And a Franklin & Marshall College Poll in January found a similar reversal over the years, with 57 percent now supporting same-sex marriage.
Support for same-sex marriage has risen among every religious group measured in the Public Religion poll, even those, like evangelical Protestants, where a majority remains opposed. The religiously unaffiliated -- a mix of atheists, agnostics, spiritual-but-not-religious and others not connected to any faith group -- was the only category to support same-sex marriage in 2003, and support there is now at 73 percent.
The results come as these social trends continue to roil religious groups. The Catholic Church is preparing for a synod -- a global summit of bishops -- in Rome on the topic of the family, and it has sought comments from Catholics in advance to help shape the discussion. Pittsburgh Bishop David Zubik, in a report last week on local results, acknowledged widespread dissent among Catholics in their views and practices on marriage and sexuality.
He acknowledged the challenge of presenting "moral principles honestly and completely without watering down the truth but in a way that is not judgmental or perceived to be condemning."
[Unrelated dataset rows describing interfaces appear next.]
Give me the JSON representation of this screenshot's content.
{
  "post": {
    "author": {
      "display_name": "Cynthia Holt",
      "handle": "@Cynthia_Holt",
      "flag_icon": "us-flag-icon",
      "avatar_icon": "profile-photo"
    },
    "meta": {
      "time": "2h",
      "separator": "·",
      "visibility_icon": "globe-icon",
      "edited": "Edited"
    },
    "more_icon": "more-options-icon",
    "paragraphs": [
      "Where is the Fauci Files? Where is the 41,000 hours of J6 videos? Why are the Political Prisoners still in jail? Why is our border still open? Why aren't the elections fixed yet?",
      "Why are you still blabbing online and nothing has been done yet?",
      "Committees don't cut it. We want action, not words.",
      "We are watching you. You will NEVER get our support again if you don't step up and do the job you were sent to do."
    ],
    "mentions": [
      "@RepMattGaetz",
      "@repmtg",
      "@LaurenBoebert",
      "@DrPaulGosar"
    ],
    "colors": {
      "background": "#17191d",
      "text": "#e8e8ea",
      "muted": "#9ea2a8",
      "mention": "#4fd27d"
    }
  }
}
Some Protestant denominations have debated homosexuality for decades. Mainline Presbyterian, Episcopal and Lutheran denominations in recent years began permitting or expanding the ordination of gays and lesbians, the Episcopal Church is drawing up a liturgy for same-sex blessings, and the Presbyterian Church (U.S.A.) is expected to vote this June on whether to change its definition of Christian marriage from that of one man and one woman to that of two persons.
The Rev. Janet Edwards, a Presbyterian Church (U.S.A.) minister and local coordinator of faith-based efforts for Equality PA, said she was encouraged that "faithful people who believe God's loving embrace includes everyone are becoming more and more active in the public square." But Rev. Edwards, who was acquitted in a 2008 church trial after officiating at a same-sex wedding, said there is "a huge amount of work to do because decades of judgment on the part of religious groups have harmed so many."
The Public Religion poll also tracked another social revolution in the making, with half the American public now favoring the legalization of marijuana and just over 40 percent opposed.
That poll also found a majority of Pennsylvanians supporting legalization. But the Franklin & Marshall poll found a strong majority opposed. One possible explanation is that the Public Religion poll surveyed all adults, while the Franklin & Marshall poll covered only registered voters, Jones said. The latter would result in a lower proportion of younger adults, who tend to vote less and puff more -- or at least favor making the latter legal.
Peter Smith: email@example.com or 412-263-1416; Twitter @PG_PeterSmith.